Upper-case and straight lace: What Carol Bartz might bring to Yahoo
There is nothing the least bit low-key about Carol Bartz, the longtime Autodesk executive and former Sun Microsystems key executive who is widely considered to replace Yahoo co-founder Jerry Yang as CEO.
Carol Bartz presided over Autodesk as its president/CEO/chairwoman for 14 years since 1994, before stepping down in 2006. Prior to that time, Bartz served in the executive ranks of Sun Microsystems, DEC, and 3M. Not only might she be a dramatic change from the character of the laid back, often timid Yang, Bartz could be the polar opposite of Yang's predecessor, former Warner Bros. executive Terry Semel.
Twice, she's been named one of Forbes' 100 most influential women in business. That hasn't just been for running a tight ship, but for taking time to inspire women, and most particularly young girls, to follow her lead: specifically, to be unafraid to excel in math, and to excel in the midst of men.
In a 2001 speech at Stanford University, Bartz explained one of the key slogans and principles she coined within her company -- a tonic that Yahoo could desperately use right now. It's the "3F" concept, or "fail-fast forward" -- the idea that you engineer a company to fail in certain missions, to be resilient to failure, and to respond to it by overcoming quickly.
"I had to do this during the dot-com time, where everybody panicked and decided that you guys were going to rule the world," Bartz told the crowd of Stanford students. "And any established company doing software -- boring (software's actually part of the Internet, but that wasn't figured out at the time) -- and that frankly, people got even more cemented in and scared to take risks, because what did it mean in an established company?
"So we started this thing called 'fail-fast-forward,' and the whole idea is, listen, failure is very acceptable. When it happens, make sure you identify it quickly, and hopefully it's in a forward motion. And then start going again."
Part of that corporate engineering process is actually quite unique.
"Now...what that really means is, those people who don't want to check in with us -- in other words, they want to start a project and they're not going to check in with Manufacturing to make sure this can happen, and they're not going to check with Finance -- things that can happen inside a company. And I said, 'Those kind of people don't need a slogan. They're going to do it anyway.' I'm trying to break free those of you who are afraid to make a change. And so 'fail-fast-forward' became a real rallying cry inside the company, saying that, in fact, let's move."
In a student journalism project for the San Jose Mercury News, Bartz -- knowing she was speaking to younger readers -- gave advice that you would have never heard any Yahoo executive give a student. A dose of low self-esteem -- that's right, low, but measured and kept in check -- is necessary to keep one on her toes. Remember, this person may be hired by a company whose name is Yahoo.

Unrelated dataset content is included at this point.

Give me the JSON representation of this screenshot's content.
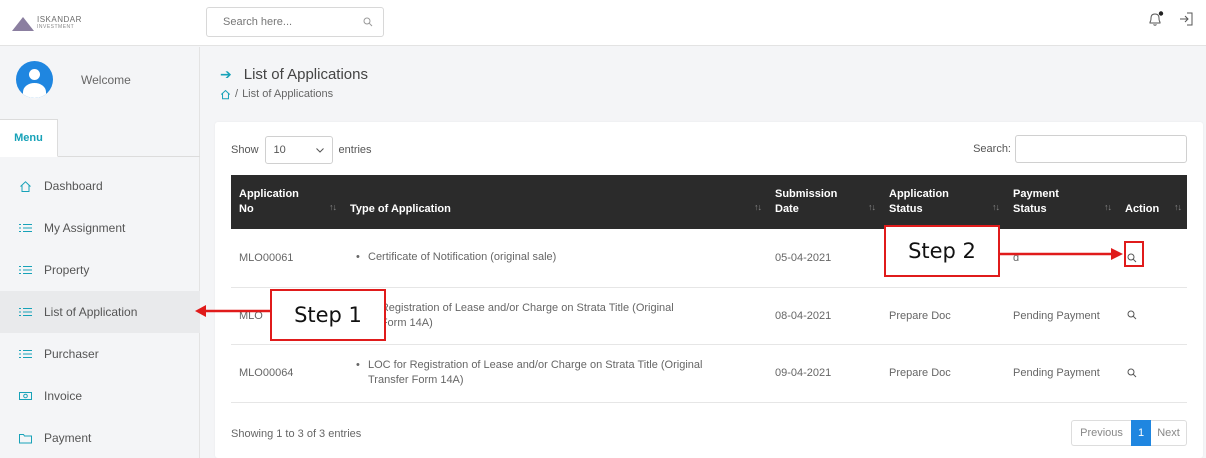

"I think where a lack of self-confidence or low self-esteem gets debilitating is when people start thinking that they can't be good at anything," Bartz told the student reporter. But when asked point-blank if it's okay for one to fail, she responded, "Oh! You must fail! You must fail. If you don't fail, you don't know the degrees of success. It's like, say, skiing. You have to fall down to learn how to be a better skier. I happen to be a big gardener, and if you don't kill a lot of plants along the way, you don't know how to garden. [It's the same] if you don't have failures in school, in business."
For the record, Autodesk has failed before. In 1999, she presided over her company after a workforce cut of around 300, or about 10% of the company. But the respect and admiration for her apparently remained solid, especially when compared to the prior decade when the company almost failed completely.
A 1991 essay written by Autodesk founder John Walker -- by that time, no longer with the company -- spelled out the problem in very clear detail: "Over the past three weeks I've been trying to get a handle on the nature of the underlying problem. So here goes. The problem is executive management. Autodesk doesn't have any.
"The people who form what is now called the Executive Review Board," Walker continued, "are genial, well meaning, and for the most part hard working individuals. But whether from lack of capacity or failure of will, they are not behaving as executives. By failing to provide the leadership Autodesk needs, they are depriving our company of a resource which is generally recognized to be one of the principal factors which determine the future of any business. Autodesk's executives are behaving as supervisors or managers, not executives. There's a difference, and it's crucial...Autodesk's executives are not executive material. Present them with a clear description of a task: 'Find a campus site,' 'Reorganise around product lines,' 'Diversify into molecular modeling,' and they will usually get the job done. That is management, not leadership. It is not what executives do. Executives must identify the tasks which the company should undertake, select the managers to accomplish them, and then provide the leadership and support to ensure that the tasks are carried out as they envisioned. When have Autodesk's executives ever done this?"
Maybe never, at least to that point in time. But Walker's words were taken to heart in the selection of a leader to bring his company into focus: Carol Bartz. She may be exactly what Yahoo needs at this point in time to rebuild not only its integrity but its mission and its message. It may be time for a little Upper-Case Executive Leadership.